Home Books eBooks Journals References & Proceedings Authors, Editors, Reviewers A-Z Product Index Awards
Turbulence and Shear Flow Phenomena -1 First International Symposium

ISBN:
1-56700-135-1 (Print)

ON THE NEAR-FIELD FLOW STRUCTURE, TURBULENCE AND RESULTING CAVITATION IN JETS

Shridhar Gopalan
Department of Mechanical Engineering, The Johns Hopkins University Baltimore, MD 21218, USA

Joseph Katz
Department of Mechanical Engineering, The Johns Hopkins University, Baltimore, Maryland, USA

Omar Knio
Department of Mechanical Engineering, The Johns Hopkins University Baltimore, MD 21218, USA

Abstract

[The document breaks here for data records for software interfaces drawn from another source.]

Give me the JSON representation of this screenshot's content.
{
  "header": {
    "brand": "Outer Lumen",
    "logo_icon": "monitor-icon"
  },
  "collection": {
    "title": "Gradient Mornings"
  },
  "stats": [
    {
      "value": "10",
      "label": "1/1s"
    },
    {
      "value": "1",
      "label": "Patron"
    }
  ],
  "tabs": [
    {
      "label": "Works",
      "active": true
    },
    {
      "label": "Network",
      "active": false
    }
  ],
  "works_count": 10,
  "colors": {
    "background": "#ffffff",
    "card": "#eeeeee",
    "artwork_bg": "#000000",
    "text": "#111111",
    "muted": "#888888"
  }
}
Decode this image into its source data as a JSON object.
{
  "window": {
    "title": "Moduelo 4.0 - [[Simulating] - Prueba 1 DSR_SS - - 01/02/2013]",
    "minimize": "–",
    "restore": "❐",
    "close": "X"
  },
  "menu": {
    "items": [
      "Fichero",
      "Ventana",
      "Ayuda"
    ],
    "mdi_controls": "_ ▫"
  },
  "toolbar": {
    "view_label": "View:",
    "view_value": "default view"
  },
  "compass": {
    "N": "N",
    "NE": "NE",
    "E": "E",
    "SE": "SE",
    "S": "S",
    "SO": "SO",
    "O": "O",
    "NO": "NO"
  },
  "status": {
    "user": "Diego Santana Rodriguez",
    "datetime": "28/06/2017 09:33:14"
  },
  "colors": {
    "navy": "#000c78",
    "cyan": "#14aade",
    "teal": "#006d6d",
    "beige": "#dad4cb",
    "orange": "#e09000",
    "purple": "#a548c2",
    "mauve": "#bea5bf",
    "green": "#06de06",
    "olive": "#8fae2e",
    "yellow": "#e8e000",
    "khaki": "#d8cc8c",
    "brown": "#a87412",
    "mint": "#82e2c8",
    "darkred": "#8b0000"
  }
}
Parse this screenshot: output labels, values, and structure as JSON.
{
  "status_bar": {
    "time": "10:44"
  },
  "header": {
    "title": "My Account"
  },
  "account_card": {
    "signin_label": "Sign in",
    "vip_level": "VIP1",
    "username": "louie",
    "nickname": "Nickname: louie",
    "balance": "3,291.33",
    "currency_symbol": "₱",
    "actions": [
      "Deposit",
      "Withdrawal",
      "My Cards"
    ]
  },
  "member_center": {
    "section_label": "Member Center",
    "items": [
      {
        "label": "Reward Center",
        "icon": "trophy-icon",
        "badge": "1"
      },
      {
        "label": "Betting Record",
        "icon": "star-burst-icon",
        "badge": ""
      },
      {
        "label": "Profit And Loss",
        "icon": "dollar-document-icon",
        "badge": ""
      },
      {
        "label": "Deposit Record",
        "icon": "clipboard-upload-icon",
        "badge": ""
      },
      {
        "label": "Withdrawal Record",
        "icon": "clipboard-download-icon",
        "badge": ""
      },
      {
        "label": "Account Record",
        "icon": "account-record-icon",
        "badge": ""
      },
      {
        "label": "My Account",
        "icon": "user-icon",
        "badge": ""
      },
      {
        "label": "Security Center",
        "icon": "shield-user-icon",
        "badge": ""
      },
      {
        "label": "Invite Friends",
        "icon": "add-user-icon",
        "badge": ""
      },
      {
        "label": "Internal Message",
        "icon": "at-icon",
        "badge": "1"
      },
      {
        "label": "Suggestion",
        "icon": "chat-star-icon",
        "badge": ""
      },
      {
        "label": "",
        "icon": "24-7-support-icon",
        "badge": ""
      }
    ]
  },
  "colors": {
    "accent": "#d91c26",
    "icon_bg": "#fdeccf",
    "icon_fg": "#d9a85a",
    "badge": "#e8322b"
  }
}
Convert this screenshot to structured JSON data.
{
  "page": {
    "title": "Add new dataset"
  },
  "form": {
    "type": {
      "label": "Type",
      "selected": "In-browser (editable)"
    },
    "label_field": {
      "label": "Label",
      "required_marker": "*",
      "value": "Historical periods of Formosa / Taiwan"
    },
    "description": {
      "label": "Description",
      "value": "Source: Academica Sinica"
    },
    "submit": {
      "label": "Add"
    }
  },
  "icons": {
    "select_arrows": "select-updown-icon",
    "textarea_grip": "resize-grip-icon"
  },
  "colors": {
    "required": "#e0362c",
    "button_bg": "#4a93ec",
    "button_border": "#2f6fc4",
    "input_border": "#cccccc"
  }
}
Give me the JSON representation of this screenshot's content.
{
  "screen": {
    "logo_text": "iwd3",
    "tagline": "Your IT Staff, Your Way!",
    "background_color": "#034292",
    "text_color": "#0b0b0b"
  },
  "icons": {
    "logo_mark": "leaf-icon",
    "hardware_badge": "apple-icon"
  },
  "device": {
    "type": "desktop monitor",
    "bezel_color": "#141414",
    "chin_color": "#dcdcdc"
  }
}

Cavitation experiments performed in the near field of a 50-mm diameter (D) jet at ReD=5×l05, showed inception in the form of inclined "cylindrical" bubbles at axial distances (x/D) less than 0.55, with indices of 2.5. On tripping the boundary layer, cavitation inception occurred at x/D ~ 2, as distorted "spherical" bubbles with inception indices of 1.7. The cavitation event rates were measured using a piezoelectric pressure transducer. To investigate these substantial differences, the near field of the jet was measured using PIV. Three types of PIV measurements were performed in the near field - (a) 2-D velocity, vorticity and strain in the shear layer at specific phases. 50-60 such realizations were obtained for each of the two cases. Phase averaged velocity, vorticity, strain rate and Reynolds stresses were then calculated, (b) High magnification (~4) images of the separating boundary layer (at x/D ~ 0.007) were obtained to measure the velocity profile (i.e. inlet boundary conditions). Momentum thickness (Θ), displacement thickness (δ*) were then estimated for the two cases, (c) The velocity field in planes parallel to the jet axis but offset from the center at two locations: rcosΦ=0.53D and 0.55D (Φ is the azimuthal angle measured from the horizontal) were also obtained. This plane gives data on the "streamwise" vortices. The untripped case showed a direct transition to three-dimensional flow dominated by strong "streamwise" vortices with strengths up to 25% of the jet velocity times the characteristic wavelength. Cavitation inception occurred in these vortices. Prominent vortex rings were only seen beyond x/D~0.7. In contrast in the tripped jet the vortex sheet rolled up to familiar Kelvin-Helmholtz vortex rings with weaker "streamwise" vortices. Also the Reynolds stresses in the near field of the jet show similar trends and magnitudes to those of Browand & Latigo (1979) and Bell & Mehta (1990) for a plane shear layer.